- _WHAT THIS TASK INVOLVES_: The listing that follows must be retyped exactly, without its pictures.

————

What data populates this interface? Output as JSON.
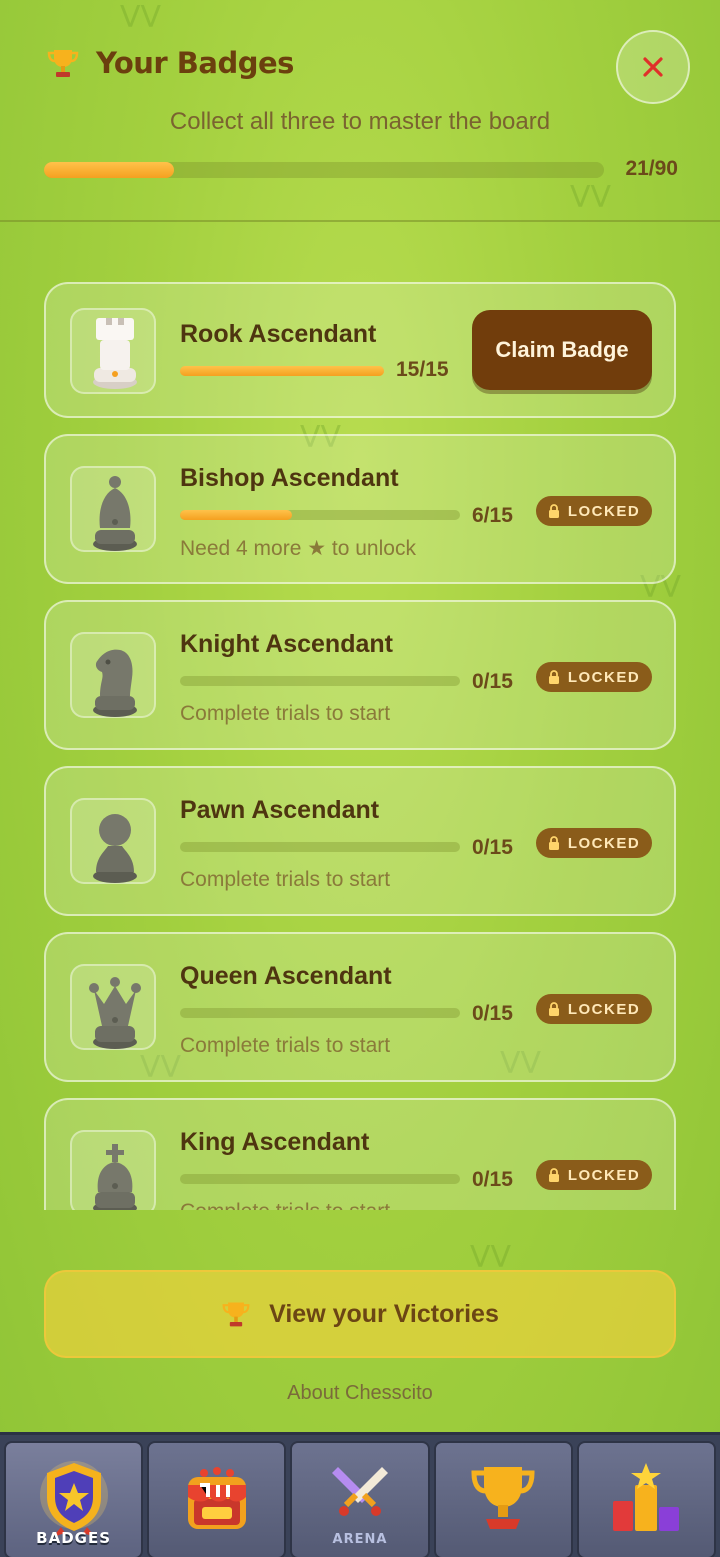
{
  "header": {
    "title": "Your Badges",
    "subtitle": "Collect all three to master the board",
    "progress": 0.233,
    "count": "21/90",
    "close_icon": "close-icon"
  },
  "badges": [
    {
      "name": "Rook Ascendant",
      "count": "15/15",
      "progress": 1.0,
      "action": "Claim Badge",
      "icon": "rook-piece-icon"
    },
    {
      "name": "Bishop Ascendant",
      "count": "6/15",
      "progress": 0.4,
      "status": "LOCKED",
      "hint": "Need 4 more ★ to unlock",
      "icon": "bishop-piece-icon"
    },
    {
      "name": "Knight Ascendant",
      "count": "0/15",
      "progress": 0,
      "status": "LOCKED",
      "hint": "Complete trials to start",
      "icon": "knight-piece-icon"
    },
    {
      "name": "Pawn Ascendant",
      "count": "0/15",
      "progress": 0,
      "status": "LOCKED",
      "hint": "Complete trials to start",
      "icon": "pawn-piece-icon"
    },
    {
      "name": "Queen Ascendant",
      "count": "0/15",
      "progress": 0,
      "status": "LOCKED",
      "hint": "Complete trials to start",
      "icon": "queen-piece-icon"
    },
    {
      "name": "King Ascendant",
      "count": "0/15",
      "progress": 0,
      "status": "LOCKED",
      "hint": "Complete trials to start",
      "icon": "king-piece-icon"
    }
  ],
  "victories_button": "View your Victories",
  "about_link": "About Chesscito",
  "nav": [
    {
      "label": "BADGES",
      "icon": "badge-shield-icon",
      "active": true
    },
    {
      "label": "",
      "icon": "shop-icon",
      "active": false
    },
    {
      "label": "ARENA",
      "icon": "crossed-swords-icon",
      "active": false
    },
    {
      "label": "",
      "icon": "trophy-icon",
      "active": false
    },
    {
      "label": "",
      "icon": "leaderboard-podium-icon",
      "active": false
    }
  ],
  "colors": {
    "accent_orange": "#f5a020",
    "claim_brown": "#713d0c",
    "locked_brown": "#8a5c1a",
    "close_red": "#e0302a"
  }
}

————

- _RESPONSE TO THIS TASK_:
What data populates this interface? Output as JSON.
{
  "header": {
    "title": "Your Badges",
    "subtitle": "Collect all three to master the board",
    "progress": 0.233,
    "count": "21/90",
    "close_icon": "close-icon"
  },
  "badges": [
    {
      "name": "Rook Ascendant",
      "count": "15/15",
      "progress": 1.0,
      "action": "Claim Badge",
      "icon": "rook-piece-icon"
    },
    {
      "name": "Bishop Ascendant",
      "count": "6/15",
      "progress": 0.4,
      "status": "LOCKED",
      "hint": "Need 4 more ★ to unlock",
      "icon": "bishop-piece-icon"
    },
    {
      "name": "Knight Ascendant",
      "count": "0/15",
      "progress": 0,
      "status": "LOCKED",
      "hint": "Complete trials to start",
      "icon": "knight-piece-icon"
    },
    {
      "name": "Pawn Ascendant",
      "count": "0/15",
      "progress": 0,
      "status": "LOCKED",
      "hint": "Complete trials to start",
      "icon": "pawn-piece-icon"
    },
    {
      "name": "Queen Ascendant",
      "count": "0/15",
      "progress": 0,
      "status": "LOCKED",
      "hint": "Complete trials to start",
      "icon": "queen-piece-icon"
    },
    {
      "name": "King Ascendant",
      "count": "0/15",
      "progress": 0,
      "status": "LOCKED",
      "hint": "Complete trials to start",
      "icon": "king-piece-icon"
    }
  ],
  "victories_button": "View your Victories",
  "about_link": "About Chesscito",
  "nav": [
    {
      "label": "BADGES",
      "icon": "badge-shield-icon",
      "active": true
    },
    {
      "label": "",
      "icon": "shop-icon",
      "active": false
    },
    {
      "label": "ARENA",
      "icon": "crossed-swords-icon",
      "active": false
    },
    {
      "label": "",
      "icon": "trophy-icon",
      "active": false
    },
    {
      "label": "",
      "icon": "leaderboard-podium-icon",
      "active": false
    }
  ],
  "colors": {
    "accent_orange": "#f5a020",
    "claim_brown": "#713d0c",
    "locked_brown": "#8a5c1a",
    "close_red": "#e0302a"
  }
}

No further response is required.